A "qualifying proposal" means a proposal containing (i) sufficient data for the DoD to do complete and meaningful analyses and audits of the data in the proposal and (ii) any other data the contracting officer has determined DoD needs to review in connection with the contract (definition at DFARS 217.7401(c)). . So, for example, if a contractor's proposal passes the proposal adequacy checklist found at DFARS 252-215-7009, we would presume it to be a "qualifying proposal".

Contractors need to submit their qualifying proposals as soon as possible. Waiting runs the risk of reduced profits. Why? Because the longer you wait, the less uncertainty there is in final cost of the contract. Costs are more likely to be based on actual costs because they've already been incurred rather than estimates of future costs.

Under the proposed regulations, the contracting officer shall assess the extent to which costs have been incurred prior to definitization of the contract action. When costs have been incurred prior to definitization, contracting officers are instructed to generally regard the contract type risk to be in the low end of the designated range. If a substantial portion of the costs have been incurred prior to definitization, the contracting officer may assign a value as low as zero percent, regardless of contract type. Zero percent profit seems pretty extreme and probably is. We've never seen a negotiated profit rate that low, regardless of circumstances.

But suppose that the reason for not definitizing a contract in a timely manner is the Government's fault. It happens. Is it fair to penalize a contractor under those circumstances? No, and the proposed regulations provide for that.
However, if a contractor submits a qualifying proposal to definitize an undefinitized contract action and the contracting officer for such action definitizes the contract after the end of the 180-day period beginning on the date on which the contractor submitted the qualifying proposal, the profit allowed on the contract shall accurately reflect the cost risk on the contractor as such risk existed on the date the contractor submitted the qualifying proposal. 
For this reason, as we stated above, it is important for contractors to submit "qualifying proposals" as soon as possible.

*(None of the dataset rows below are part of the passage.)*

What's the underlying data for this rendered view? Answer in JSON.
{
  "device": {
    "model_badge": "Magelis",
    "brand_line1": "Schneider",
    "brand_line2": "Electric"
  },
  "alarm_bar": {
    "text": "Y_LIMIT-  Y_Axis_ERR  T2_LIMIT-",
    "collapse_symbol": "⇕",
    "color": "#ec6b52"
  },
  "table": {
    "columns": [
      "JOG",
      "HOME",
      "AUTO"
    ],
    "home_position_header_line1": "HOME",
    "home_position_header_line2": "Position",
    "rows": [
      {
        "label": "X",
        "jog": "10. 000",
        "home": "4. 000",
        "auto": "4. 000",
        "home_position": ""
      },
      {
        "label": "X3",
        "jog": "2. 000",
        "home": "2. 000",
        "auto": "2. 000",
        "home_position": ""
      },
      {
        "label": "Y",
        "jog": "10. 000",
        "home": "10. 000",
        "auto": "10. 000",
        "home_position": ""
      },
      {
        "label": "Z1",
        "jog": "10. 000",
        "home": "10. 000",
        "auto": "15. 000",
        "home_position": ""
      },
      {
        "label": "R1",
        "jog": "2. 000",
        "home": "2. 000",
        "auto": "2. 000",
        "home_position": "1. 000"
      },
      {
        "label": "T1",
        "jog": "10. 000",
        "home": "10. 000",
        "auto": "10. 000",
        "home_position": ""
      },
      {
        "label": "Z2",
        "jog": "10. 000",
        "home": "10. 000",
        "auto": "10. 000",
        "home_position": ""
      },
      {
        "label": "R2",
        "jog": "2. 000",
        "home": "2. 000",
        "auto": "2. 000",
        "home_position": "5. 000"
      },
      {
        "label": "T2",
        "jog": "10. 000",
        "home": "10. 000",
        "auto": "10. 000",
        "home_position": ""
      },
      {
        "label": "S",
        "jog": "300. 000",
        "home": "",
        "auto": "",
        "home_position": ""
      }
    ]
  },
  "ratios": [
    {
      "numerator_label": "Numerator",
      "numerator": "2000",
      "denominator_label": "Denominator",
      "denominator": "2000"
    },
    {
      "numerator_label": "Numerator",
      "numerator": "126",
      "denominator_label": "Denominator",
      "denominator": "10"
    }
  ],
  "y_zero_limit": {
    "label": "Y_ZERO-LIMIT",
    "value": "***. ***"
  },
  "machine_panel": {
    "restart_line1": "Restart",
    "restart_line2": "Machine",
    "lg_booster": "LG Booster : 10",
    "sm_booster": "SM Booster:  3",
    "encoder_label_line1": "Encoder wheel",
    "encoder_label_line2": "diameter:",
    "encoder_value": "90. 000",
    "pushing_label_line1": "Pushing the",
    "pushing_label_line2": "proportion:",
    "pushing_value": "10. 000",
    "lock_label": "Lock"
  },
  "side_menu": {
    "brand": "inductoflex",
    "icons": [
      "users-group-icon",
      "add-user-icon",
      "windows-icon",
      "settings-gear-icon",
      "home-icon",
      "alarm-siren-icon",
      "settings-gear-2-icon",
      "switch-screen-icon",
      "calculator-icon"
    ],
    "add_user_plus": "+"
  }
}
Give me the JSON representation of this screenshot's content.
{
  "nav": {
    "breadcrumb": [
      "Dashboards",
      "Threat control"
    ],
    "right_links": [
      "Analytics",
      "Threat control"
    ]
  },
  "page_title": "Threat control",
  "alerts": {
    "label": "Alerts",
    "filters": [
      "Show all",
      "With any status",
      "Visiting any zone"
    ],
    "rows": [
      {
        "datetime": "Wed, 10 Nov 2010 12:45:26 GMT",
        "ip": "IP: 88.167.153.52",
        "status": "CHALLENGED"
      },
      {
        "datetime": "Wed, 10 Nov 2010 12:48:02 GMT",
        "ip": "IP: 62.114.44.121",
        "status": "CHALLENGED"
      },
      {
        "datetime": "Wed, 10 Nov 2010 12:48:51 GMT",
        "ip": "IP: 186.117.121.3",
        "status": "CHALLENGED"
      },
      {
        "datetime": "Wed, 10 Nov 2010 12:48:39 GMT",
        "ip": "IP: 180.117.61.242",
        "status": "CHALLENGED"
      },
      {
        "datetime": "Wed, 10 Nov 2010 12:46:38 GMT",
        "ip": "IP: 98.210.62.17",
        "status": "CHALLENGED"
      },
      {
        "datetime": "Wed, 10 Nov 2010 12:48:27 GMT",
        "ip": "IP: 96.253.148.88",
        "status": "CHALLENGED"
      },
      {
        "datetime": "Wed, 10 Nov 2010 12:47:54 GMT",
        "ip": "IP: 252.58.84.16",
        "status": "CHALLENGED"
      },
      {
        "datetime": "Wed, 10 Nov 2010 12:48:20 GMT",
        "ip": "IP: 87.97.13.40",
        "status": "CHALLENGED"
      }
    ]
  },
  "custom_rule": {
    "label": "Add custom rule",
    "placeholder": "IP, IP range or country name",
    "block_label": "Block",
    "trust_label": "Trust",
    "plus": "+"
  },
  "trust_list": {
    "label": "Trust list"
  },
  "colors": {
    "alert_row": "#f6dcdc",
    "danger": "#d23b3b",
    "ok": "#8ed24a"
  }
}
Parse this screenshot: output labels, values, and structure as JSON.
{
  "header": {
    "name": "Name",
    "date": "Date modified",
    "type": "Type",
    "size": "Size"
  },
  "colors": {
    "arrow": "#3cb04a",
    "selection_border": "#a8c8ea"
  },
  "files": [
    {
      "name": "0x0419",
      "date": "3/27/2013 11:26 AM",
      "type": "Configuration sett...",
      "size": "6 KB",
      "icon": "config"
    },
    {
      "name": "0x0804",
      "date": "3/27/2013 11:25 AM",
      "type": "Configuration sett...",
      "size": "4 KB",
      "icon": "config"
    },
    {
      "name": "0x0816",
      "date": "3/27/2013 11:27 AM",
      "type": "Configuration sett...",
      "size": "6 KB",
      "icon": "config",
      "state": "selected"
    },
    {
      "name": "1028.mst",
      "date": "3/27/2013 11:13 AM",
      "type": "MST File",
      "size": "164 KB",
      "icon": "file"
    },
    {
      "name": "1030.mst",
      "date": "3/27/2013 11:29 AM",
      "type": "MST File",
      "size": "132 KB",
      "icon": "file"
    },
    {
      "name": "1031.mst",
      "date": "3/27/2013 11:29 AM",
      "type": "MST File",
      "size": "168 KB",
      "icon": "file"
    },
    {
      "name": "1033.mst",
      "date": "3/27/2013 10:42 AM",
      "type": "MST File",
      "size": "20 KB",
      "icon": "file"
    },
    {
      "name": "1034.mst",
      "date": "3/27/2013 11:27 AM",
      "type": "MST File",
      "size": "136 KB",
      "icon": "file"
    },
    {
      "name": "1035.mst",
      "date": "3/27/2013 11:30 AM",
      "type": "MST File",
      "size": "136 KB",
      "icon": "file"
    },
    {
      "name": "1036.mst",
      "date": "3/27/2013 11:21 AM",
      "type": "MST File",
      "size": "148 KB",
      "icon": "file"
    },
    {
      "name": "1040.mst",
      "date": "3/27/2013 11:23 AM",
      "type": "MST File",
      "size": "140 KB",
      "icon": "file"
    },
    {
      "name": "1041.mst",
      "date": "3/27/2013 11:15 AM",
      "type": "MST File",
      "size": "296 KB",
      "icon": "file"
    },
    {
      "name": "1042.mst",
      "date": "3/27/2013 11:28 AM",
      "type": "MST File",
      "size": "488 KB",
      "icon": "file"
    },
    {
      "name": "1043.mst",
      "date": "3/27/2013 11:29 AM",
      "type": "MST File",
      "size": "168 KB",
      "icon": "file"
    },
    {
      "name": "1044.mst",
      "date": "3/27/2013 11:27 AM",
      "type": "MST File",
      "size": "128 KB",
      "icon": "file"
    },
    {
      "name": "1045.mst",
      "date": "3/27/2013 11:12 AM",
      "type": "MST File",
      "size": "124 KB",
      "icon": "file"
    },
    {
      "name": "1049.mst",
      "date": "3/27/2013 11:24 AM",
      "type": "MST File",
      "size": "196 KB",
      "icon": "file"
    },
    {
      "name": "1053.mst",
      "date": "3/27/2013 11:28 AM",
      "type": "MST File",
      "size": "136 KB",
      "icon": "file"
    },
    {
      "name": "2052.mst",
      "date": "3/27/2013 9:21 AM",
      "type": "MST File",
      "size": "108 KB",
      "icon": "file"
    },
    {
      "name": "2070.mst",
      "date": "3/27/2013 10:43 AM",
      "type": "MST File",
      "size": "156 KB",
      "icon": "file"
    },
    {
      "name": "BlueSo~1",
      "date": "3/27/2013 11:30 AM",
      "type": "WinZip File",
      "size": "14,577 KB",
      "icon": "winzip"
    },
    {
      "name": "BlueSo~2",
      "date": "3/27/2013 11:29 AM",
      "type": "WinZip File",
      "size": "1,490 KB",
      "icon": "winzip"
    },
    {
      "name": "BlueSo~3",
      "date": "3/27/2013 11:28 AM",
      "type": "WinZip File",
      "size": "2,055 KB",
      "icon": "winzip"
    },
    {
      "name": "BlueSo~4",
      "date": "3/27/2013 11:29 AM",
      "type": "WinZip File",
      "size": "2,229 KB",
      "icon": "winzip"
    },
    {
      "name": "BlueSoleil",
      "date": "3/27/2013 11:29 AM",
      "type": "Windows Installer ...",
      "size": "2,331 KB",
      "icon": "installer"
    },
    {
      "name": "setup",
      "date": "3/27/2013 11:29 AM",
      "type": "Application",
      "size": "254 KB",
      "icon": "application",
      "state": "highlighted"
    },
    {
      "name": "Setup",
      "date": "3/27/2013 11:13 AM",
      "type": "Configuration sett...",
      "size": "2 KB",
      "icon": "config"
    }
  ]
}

Failure to do so jeopardizes the profit potential of the contract.

Friday, February 15, 2019

New Rule Requires Anti-Terrorism Training for Some Contractors

The proposed DFARS (DoD FAR Supplement) rule requiring mandatory anti-terrorism training for Government contractors and subcontractors that we wrote about last September (see Mandatory Antiterrorism Training for Government Contractors), has been finalized.

This new rule applies to contractors and subcontractors who require routine physical access to a Federally-controlled facility or military installation. Routine access is considered more than intermittent access, such as when a contractor employee is required to obtain a CAC card (common access card).

Training must be completed with 30 days from whenever a contractor is awarded a contract with the requisite clause (DFARS 252.204-7004, Antiterrorism Awareness Training for Contractors) and annually thereafter. Training must be completed either through DoD-sponsored and certified computer or web-based distance learning instruction or under the instruction of a qualified Level 1 anti-terrorism awareness instructor. Its our guess that most contractors will go the on-line learning route for its convenience. And anyway, where would one go to find a 'qualified' Level 1 instructor?

Contractors are required to flow-down this training requirement to its subcontractors where the subcontractor personnel requires routine access to a military installation (which by definition includes almost any defense-related facility).

Level 1 training is the most basic of training regimens. Level 1 antiterrorism training includes:

  • surveillance detection fundamentals
  • government facility security fundamentals
  • insider threat
  • active shooter fundamentals
  • residential security
  • air travel
  • ground travel
  • hotel security
  • hostage survival

Check your contract to see if it includes the DFARS 252.204-7004 antiterrorism clause. If it does, your contracting officer should be able to provide resources to meet the training requirements.